–       The categories of the Danish Design Award reflect the full palette of design making a difference for individuals, companies and society. The award also demonstrates that design is the tool that makes companies competitive and enables them to develop new and superior solutions driven by empathy with users and clients. We consider it a shared task for public and private actors to promote the innovation that design generates throughout the country. That is why the broad cooperation we are witnessing tonight is so important – and such a pleasure to see, says Christian Bason, CEO of the Danish Design Centre.

–        The selection of finalists and award-winners reflects the broad scope of Danish design. It also serves as an excellent illustration that Danish business and industry and the public sector have embraced design as a tool, not only for creating attractive solutions but also for managing complex challenges on the users’ terms. As co-host of this year’s award show in Kolding, we are delighted to see the close collaboration of the Danish design field that makes it possible to celebrate and stage big events like the Danish Design Award across the country, says Thit Juul Madsen, CEO of D2i.

The four new Danish Design Award categories and winners in 2017:

In the Building Markets category, the winner is GoMore – the ride-sharing concept that connects drivers, helps them save money and makes driving more eco-friendly and social. In addition to reducing the number of cars on our roads, GoMore has cultivated a market for commercial car rental and engaged in significant expansion abroad.

In the Fostering Partnerships category, the winner is Venligbolig –  a housing concept enabling local government and citizens to work together to find suitable homes for refugees and prevent further ghettoisation. In addition to the partnership between the municipal administration and the home-owner, a partnership also emerges between the Danish and the refugee family who interact in a shared effort to bridge the cultural and language gap.

In the Improved Welfare category, the winner is Scandinavian Indoor – a series of walking frames adapted to both indoor and outdoor use. For many people, the use of a walking frame is associated with a loss of personal dignity and identity in addition to the impact on the intimate domestic sphere when welfare technology is installed in the home.
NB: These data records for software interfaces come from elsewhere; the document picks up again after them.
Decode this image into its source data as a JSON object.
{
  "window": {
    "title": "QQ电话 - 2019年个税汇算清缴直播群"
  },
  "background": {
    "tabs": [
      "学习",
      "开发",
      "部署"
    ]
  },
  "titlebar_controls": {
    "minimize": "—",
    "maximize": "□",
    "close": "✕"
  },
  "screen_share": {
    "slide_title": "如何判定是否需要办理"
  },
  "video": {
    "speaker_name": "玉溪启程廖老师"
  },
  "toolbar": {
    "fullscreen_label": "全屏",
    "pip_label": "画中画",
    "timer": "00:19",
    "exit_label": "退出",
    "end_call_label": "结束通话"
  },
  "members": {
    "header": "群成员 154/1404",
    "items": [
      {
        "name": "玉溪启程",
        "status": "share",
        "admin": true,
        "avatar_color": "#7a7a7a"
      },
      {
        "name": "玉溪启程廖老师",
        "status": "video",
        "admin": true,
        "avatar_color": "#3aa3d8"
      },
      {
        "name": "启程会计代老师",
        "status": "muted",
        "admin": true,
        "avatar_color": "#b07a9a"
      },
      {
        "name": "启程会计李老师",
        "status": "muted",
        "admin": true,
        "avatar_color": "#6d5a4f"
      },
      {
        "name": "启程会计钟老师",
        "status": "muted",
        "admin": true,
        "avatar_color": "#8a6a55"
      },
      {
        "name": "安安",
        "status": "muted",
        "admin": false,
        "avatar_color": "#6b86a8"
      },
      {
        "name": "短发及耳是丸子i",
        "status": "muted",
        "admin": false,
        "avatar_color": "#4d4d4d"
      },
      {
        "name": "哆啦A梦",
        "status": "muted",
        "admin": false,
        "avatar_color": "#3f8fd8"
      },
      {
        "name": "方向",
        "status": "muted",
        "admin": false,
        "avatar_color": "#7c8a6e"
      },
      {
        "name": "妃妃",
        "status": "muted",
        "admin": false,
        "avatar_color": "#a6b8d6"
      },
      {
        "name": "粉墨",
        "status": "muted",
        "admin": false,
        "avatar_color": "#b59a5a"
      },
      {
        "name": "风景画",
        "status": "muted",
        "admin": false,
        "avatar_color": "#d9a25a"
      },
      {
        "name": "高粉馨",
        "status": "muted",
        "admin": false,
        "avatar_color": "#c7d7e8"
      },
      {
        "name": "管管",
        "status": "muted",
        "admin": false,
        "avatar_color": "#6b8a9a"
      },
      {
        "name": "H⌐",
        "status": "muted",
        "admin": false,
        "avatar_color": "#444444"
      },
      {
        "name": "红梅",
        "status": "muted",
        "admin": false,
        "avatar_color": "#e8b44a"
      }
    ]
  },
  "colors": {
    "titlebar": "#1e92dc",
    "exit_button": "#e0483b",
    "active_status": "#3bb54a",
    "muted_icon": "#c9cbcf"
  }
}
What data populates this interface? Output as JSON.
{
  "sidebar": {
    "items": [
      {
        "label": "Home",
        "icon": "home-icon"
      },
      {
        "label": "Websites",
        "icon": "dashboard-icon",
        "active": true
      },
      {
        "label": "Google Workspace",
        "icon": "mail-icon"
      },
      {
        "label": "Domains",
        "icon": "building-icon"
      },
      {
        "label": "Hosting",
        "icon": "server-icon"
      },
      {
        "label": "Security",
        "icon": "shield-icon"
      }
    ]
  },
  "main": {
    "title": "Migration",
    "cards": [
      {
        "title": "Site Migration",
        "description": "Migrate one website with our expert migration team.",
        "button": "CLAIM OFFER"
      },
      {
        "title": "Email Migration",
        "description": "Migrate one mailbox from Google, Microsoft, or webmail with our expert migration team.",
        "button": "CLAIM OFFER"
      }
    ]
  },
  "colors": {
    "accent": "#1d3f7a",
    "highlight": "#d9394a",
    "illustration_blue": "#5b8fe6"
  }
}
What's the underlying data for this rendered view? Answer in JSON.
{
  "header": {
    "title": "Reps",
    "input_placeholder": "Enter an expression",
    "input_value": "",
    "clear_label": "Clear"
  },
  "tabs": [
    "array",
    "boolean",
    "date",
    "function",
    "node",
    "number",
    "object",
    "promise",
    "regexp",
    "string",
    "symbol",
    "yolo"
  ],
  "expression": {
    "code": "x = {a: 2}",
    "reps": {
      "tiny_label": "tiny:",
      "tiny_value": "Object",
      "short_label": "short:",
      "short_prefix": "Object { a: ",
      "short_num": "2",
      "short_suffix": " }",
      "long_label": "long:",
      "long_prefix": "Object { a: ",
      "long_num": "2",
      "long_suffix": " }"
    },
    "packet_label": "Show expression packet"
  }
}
Scandinavian Indoor takes up this challenge with its functional design and harmonious expression, which puts the person centre stage and blends seamlessly into the home without introducing an institutional feel.

In the Game Changer category, the winner is Open Embassy – a design concept based on pop-up embassies that represents a brand-new approach where diplomacy reaches out and comes to the people rather than hiding in heavily guarded embassy buildings. The project is a social design that turns traditional diplomacy inside out, and which may inspire other public agencies to greater openness and transparency.

The Young Talent award went to two recipients this year:

Sofie Holm Larsen for her design solution Poetic instructions in heart massage – an animation film that visualises the instructions for heart massage. To convey its message, the film establishes a universe that is simultaneously factual and poetic, appealing to both heart and mind by simple means.

Emilie Dissing Wiehe won for her solution RO (calm) – three specially designed products aimed at improving quality of life for people with dementia. An example that design can also be about driving welfare innovation by developing carefully thought-out and beautiful products shaped to match the user’s needs.

RAM’N won the special award People’s Choice – a simple and appealing wooden frame with a special mechanism that expands the function from framing to storage. RAM’N is designed for children’s drawings; it makes it super-easy to frame the child’s latest creation by simply pushing the drawing against the acrylic rail; and over time it can contain a whole collection of drawings – or whatever else one might want to use it for